> [Exercise details]: From the first line to the last, print the data exactly as it appears.

Data extracted from a collection
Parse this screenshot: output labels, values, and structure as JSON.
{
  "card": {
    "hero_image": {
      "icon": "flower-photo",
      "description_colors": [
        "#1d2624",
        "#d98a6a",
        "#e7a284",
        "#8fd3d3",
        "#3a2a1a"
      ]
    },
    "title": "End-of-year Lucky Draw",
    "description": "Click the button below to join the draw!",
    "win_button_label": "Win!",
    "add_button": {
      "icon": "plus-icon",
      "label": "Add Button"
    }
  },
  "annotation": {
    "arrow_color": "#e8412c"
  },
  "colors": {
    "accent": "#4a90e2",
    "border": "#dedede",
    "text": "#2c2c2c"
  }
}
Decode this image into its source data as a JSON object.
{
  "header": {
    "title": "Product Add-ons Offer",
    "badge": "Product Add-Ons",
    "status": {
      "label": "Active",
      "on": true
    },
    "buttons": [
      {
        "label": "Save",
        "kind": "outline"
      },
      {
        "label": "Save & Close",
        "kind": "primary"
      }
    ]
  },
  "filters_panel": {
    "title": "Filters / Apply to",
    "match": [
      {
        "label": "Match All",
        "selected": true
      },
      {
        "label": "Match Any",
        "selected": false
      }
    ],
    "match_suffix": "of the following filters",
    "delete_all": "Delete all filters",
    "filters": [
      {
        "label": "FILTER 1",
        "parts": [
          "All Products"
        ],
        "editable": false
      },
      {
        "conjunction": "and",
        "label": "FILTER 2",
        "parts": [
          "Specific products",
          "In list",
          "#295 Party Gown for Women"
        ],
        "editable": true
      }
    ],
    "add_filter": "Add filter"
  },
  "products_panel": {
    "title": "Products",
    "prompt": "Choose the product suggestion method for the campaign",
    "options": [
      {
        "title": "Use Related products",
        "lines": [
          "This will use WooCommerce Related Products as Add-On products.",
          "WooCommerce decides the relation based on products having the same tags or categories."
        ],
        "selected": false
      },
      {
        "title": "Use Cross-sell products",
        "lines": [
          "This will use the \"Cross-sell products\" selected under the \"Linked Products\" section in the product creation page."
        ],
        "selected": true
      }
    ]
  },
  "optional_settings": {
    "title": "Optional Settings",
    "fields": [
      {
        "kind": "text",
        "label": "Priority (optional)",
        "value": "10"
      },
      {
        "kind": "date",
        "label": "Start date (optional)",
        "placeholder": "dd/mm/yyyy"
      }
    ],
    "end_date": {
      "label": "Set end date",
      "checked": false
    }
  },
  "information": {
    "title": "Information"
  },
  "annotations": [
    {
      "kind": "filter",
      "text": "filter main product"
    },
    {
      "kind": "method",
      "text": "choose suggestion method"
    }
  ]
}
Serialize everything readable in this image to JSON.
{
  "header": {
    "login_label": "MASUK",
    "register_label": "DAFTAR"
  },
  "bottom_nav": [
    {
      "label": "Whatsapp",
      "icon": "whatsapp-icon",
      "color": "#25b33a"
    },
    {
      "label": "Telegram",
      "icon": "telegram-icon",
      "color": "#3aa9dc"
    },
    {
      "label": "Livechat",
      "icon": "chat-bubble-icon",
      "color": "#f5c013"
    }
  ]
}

> [Response]:
Parse this screenshot: output labels, values, and structure as JSON.
{
  "card": {
    "hero_image": {
      "icon": "flower-photo",
      "description_colors": [
        "#1d2624",
        "#d98a6a",
        "#e7a284",
        "#8fd3d3",
        "#3a2a1a"
      ]
    },
    "title": "End-of-year Lucky Draw",
    "description": "Click the button below to join the draw!",
    "win_button_label": "Win!",
    "add_button": {
      "icon": "plus-icon",
      "label": "Add Button"
    }
  },
  "annotation": {
    "arrow_color": "#e8412c"
  },
  "colors": {
    "accent": "#4a90e2",
    "border": "#dedede",
    "text": "#2c2c2c"
  }
}
Decode this image into its source data as a JSON object.
{
  "header": {
    "title": "Product Add-ons Offer",
    "badge": "Product Add-Ons",
    "status": {
      "label": "Active",
      "on": true
    },
    "buttons": [
      {
        "label": "Save",
        "kind": "outline"
      },
      {
        "label": "Save & Close",
        "kind": "primary"
      }
    ]
  },
  "filters_panel": {
    "title": "Filters / Apply to",
    "match": [
      {
        "label": "Match All",
        "selected": true
      },
      {
        "label": "Match Any",
        "selected": false
      }
    ],
    "match_suffix": "of the following filters",
    "delete_all": "Delete all filters",
    "filters": [
      {
        "label": "FILTER 1",
        "parts": [
          "All Products"
        ],
        "editable": false
      },
      {
        "conjunction": "and",
        "label": "FILTER 2",
        "parts": [
          "Specific products",
          "In list",
          "#295 Party Gown for Women"
        ],
        "editable": true
      }
    ],
    "add_filter": "Add filter"
  },
  "products_panel": {
    "title": "Products",
    "prompt": "Choose the product suggestion method for the campaign",
    "options": [
      {
        "title": "Use Related products",
        "lines": [
          "This will use WooCommerce Related Products as Add-On products.",
          "WooCommerce decides the relation based on products having the same tags or categories."
        ],
        "selected": false
      },
      {
        "title": "Use Cross-sell products",
        "lines": [
          "This will use the \"Cross-sell products\" selected under the \"Linked Products\" section in the product creation page."
        ],
        "selected": true
      }
    ]
  },
  "optional_settings": {
    "title": "Optional Settings",
    "fields": [
      {
        "kind": "text",
        "label": "Priority (optional)",
        "value": "10"
      },
      {
        "kind": "date",
        "label": "Start date (optional)",
        "placeholder": "dd/mm/yyyy"
      }
    ],
    "end_date": {
      "label": "Set end date",
      "checked": false
    }
  },
  "information": {
    "title": "Information"
  },
  "annotations": [
    {
      "kind": "filter",
      "text": "filter main product"
    },
    {
      "kind": "method",
      "text": "choose suggestion method"
    }
  ]
}
Serialize everything readable in this image to JSON.
{
  "header": {
    "login_label": "MASUK",
    "register_label": "DAFTAR"
  },
  "bottom_nav": [
    {
      "label": "Whatsapp",
      "icon": "whatsapp-icon",
      "color": "#25b33a"
    },
    {
      "label": "Telegram",
      "icon": "telegram-icon",
      "color": "#3aa9dc"
    },
    {
      "label": "Livechat",
      "icon": "chat-bubble-icon",
      "color": "#f5c013"
    }
  ]
}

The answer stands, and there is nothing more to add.